- **Prompt**
Leave every picture behind and copy the rest of the entries below exactly.

- **Data for analysis**
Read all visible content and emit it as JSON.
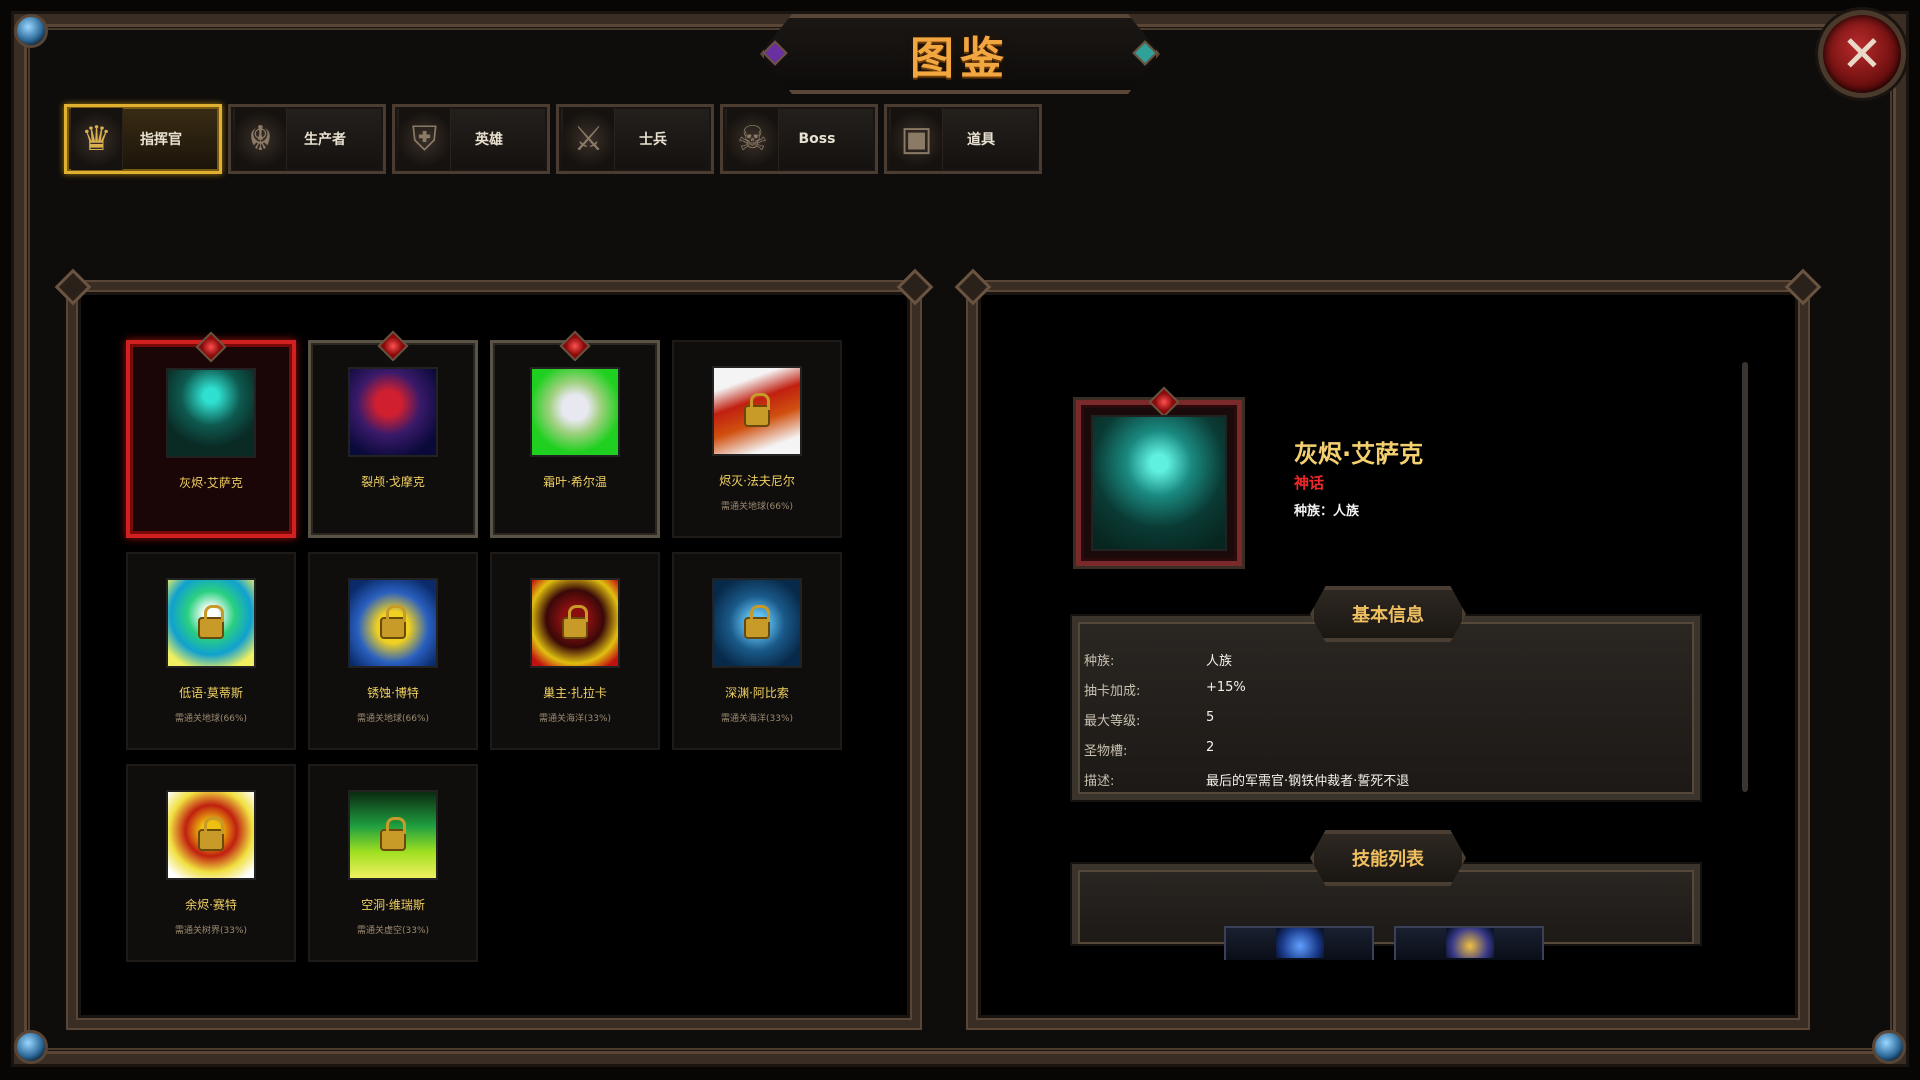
{
  "window": {
    "title": "图鉴",
    "close_label": "✕"
  },
  "tabs": [
    {
      "label": "指挥官",
      "icon": "lion-shield-icon",
      "active": true
    },
    {
      "label": "生产者",
      "icon": "dragon-head-icon",
      "active": false
    },
    {
      "label": "英雄",
      "icon": "knight-helmet-icon",
      "active": false
    },
    {
      "label": "士兵",
      "icon": "crossed-swords-icon",
      "active": false
    },
    {
      "label": "Boss",
      "icon": "demon-icon",
      "active": false
    },
    {
      "label": "道具",
      "icon": "treasure-chest-icon",
      "active": false
    }
  ],
  "cards": [
    {
      "name": "灰烬·艾萨克",
      "requirement": "",
      "owned": true,
      "selected": true,
      "locked": false
    },
    {
      "name": "裂颅·戈摩克",
      "requirement": "",
      "owned": true,
      "selected": false,
      "locked": false
    },
    {
      "name": "霜叶·希尔温",
      "requirement": "",
      "owned": true,
      "selected": false,
      "locked": false
    },
    {
      "name": "烬灭·法夫尼尔",
      "requirement": "需通关地球(66%)",
      "owned": false,
      "selected": false,
      "locked": true
    },
    {
      "name": "低语·莫蒂斯",
      "requirement": "需通关地球(66%)",
      "owned": false,
      "selected": false,
      "locked": true
    },
    {
      "name": "锈蚀·博特",
      "requirement": "需通关地球(66%)",
      "owned": false,
      "selected": false,
      "locked": true
    },
    {
      "name": "巢主·扎拉卡",
      "requirement": "需通关海洋(33%)",
      "owned": false,
      "selected": false,
      "locked": true
    },
    {
      "name": "深渊·阿比索",
      "requirement": "需通关海洋(33%)",
      "owned": false,
      "selected": false,
      "locked": true
    },
    {
      "name": "余烬·赛特",
      "requirement": "需通关树界(33%)",
      "owned": false,
      "selected": false,
      "locked": true
    },
    {
      "name": "空洞·维瑞斯",
      "requirement": "需通关虚空(33%)",
      "owned": false,
      "selected": false,
      "locked": true
    }
  ],
  "detail": {
    "name": "灰烬·艾萨克",
    "rarity": "神话",
    "race_line": "种族：人族",
    "basic_info_title": "基本信息",
    "basic_info": [
      {
        "key": "种族:",
        "value": "人族"
      },
      {
        "key": "抽卡加成:",
        "value": "+15%"
      },
      {
        "key": "最大等级:",
        "value": "5"
      },
      {
        "key": "圣物槽:",
        "value": "2"
      },
      {
        "key": "描述:",
        "value": "最后的军需官·钢铁仲裁者·誓死不退"
      }
    ],
    "skills_title": "技能列表"
  },
  "colors": {
    "title_gold": "#f2a640",
    "rarity_mythic": "#f02828",
    "card_name": "#f0d060",
    "active_tab_border": "#e0b030",
    "selected_card_border": "#d02020"
  }
}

- **Task output**
Read all visible content and emit it as JSON.
{
  "window": {
    "title": "图鉴",
    "close_label": "✕"
  },
  "tabs": [
    {
      "label": "指挥官",
      "icon": "lion-shield-icon",
      "active": true
    },
    {
      "label": "生产者",
      "icon": "dragon-head-icon",
      "active": false
    },
    {
      "label": "英雄",
      "icon": "knight-helmet-icon",
      "active": false
    },
    {
      "label": "士兵",
      "icon": "crossed-swords-icon",
      "active": false
    },
    {
      "label": "Boss",
      "icon": "demon-icon",
      "active": false
    },
    {
      "label": "道具",
      "icon": "treasure-chest-icon",
      "active": false
    }
  ],
  "cards": [
    {
      "name": "灰烬·艾萨克",
      "requirement": "",
      "owned": true,
      "selected": true,
      "locked": false
    },
    {
      "name": "裂颅·戈摩克",
      "requirement": "",
      "owned": true,
      "selected": false,
      "locked": false
    },
    {
      "name": "霜叶·希尔温",
      "requirement": "",
      "owned": true,
      "selected": false,
      "locked": false
    },
    {
      "name": "烬灭·法夫尼尔",
      "requirement": "需通关地球(66%)",
      "owned": false,
      "selected": false,
      "locked": true
    },
    {
      "name": "低语·莫蒂斯",
      "requirement": "需通关地球(66%)",
      "owned": false,
      "selected": false,
      "locked": true
    },
    {
      "name": "锈蚀·博特",
      "requirement": "需通关地球(66%)",
      "owned": false,
      "selected": false,
      "locked": true
    },
    {
      "name": "巢主·扎拉卡",
      "requirement": "需通关海洋(33%)",
      "owned": false,
      "selected": false,
      "locked": true
    },
    {
      "name": "深渊·阿比索",
      "requirement": "需通关海洋(33%)",
      "owned": false,
      "selected": false,
      "locked": true
    },
    {
      "name": "余烬·赛特",
      "requirement": "需通关树界(33%)",
      "owned": false,
      "selected": false,
      "locked": true
    },
    {
      "name": "空洞·维瑞斯",
      "requirement": "需通关虚空(33%)",
      "owned": false,
      "selected": false,
      "locked": true
    }
  ],
  "detail": {
    "name": "灰烬·艾萨克",
    "rarity": "神话",
    "race_line": "种族：人族",
    "basic_info_title": "基本信息",
    "basic_info": [
      {
        "key": "种族:",
        "value": "人族"
      },
      {
        "key": "抽卡加成:",
        "value": "+15%"
      },
      {
        "key": "最大等级:",
        "value": "5"
      },
      {
        "key": "圣物槽:",
        "value": "2"
      },
      {
        "key": "描述:",
        "value": "最后的军需官·钢铁仲裁者·誓死不退"
      }
    ],
    "skills_title": "技能列表"
  },
  "colors": {
    "title_gold": "#f2a640",
    "rarity_mythic": "#f02828",
    "card_name": "#f0d060",
    "active_tab_border": "#e0b030",
    "selected_card_border": "#d02020"
  }
}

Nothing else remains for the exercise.